Just over a year ago, Santa Barbara County reported its first case of COVID-19 on March 15, 2020.
The past 12 months have rocked the county with major surges in cases, schools and businesses closing, sweeping unemployment, and increasing hospitalizations and deaths. But now, the county is beginning to pull itself out.
Since January, cases have begun to take a turn for the best and have been decreasing across the board. Over the past two weeks, March 1-15, hospitalizations have continued to decrease by 34 percent. Active cases have decreased 42 percent. ICU rates continue to decrease, as well. The adjusted case rate is 7.7 and the testing positivity 3.3 percent.
The county’s first COVID-19 death was on April 4, 2020. A little less than a year later, there are now 429 deaths.

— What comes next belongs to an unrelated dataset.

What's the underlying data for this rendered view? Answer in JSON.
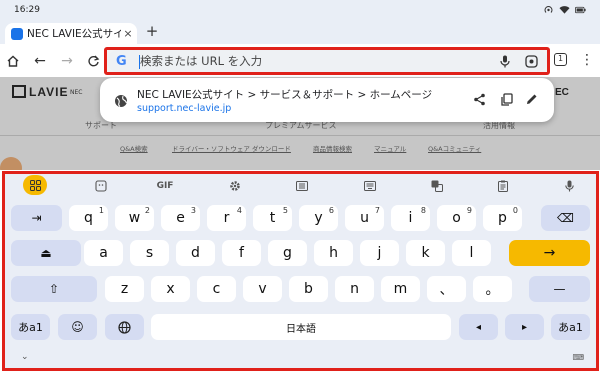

The county also moved back into the red tier for the first time in months on Tuesday, meaning more businesses can open up. Restaurants can now open indoors with 25 percent capacity, retail and shopping centers can open up indoors with 50 percent capacity, and gyms can open up with 10 percent indoor capacity. The change goes into effect on Wednesday, March 17, and businesses can resume indoor operations at that time, according to Public Health officials.
The county is also receiving an increasingly larger supply of the vaccine each week. There were 9,080 doses received last week, and next week is expected to be about the same. President Joe Biden announced earlier last week that every adult in the country who wants a vaccine will be eligible to receive one by the end of May.
Though case rates are improving, the pandemic is still hitting the labor market hard week by week, even a year in. Initial and continuing jobless claims were announced last Thursday, and initial claims for first-time unemployment insurance rose by 9,000 to 745,000 people. Those with continued claims continue to decline.
Resources to help cities and counties recover from the pandemic have come a long way since the start of the pandemic. The president signed the American Rescue Plan at the pandemic’s one-year mark — Santa Barbara County gets a direct allocation of $86.6 million. The county has also increased funding for small business resources like the Paycheck Protection Program.
Overall, Santa Barbara County can finally be optimistic again after such a hard year. President Biden said during his remarks last week that he hoped that by the Fourth of July, the nation would be closer to “normal.” However, 1st District Supervisor Das Williams made it clear on Friday that Santa Barbara may not quite be able to reach this goal.
“As the ones who actually have to execute what the president says, it’s very unrealistic,” Williams said, and added the goal would be realistic only if there were a massive increase in federal vaccine allocation. He estimated that it will take around 70 weeks for everyone in Santa Barbara County to get vaccinated, saying that the county is still hoping for an increase in vaccination supplies.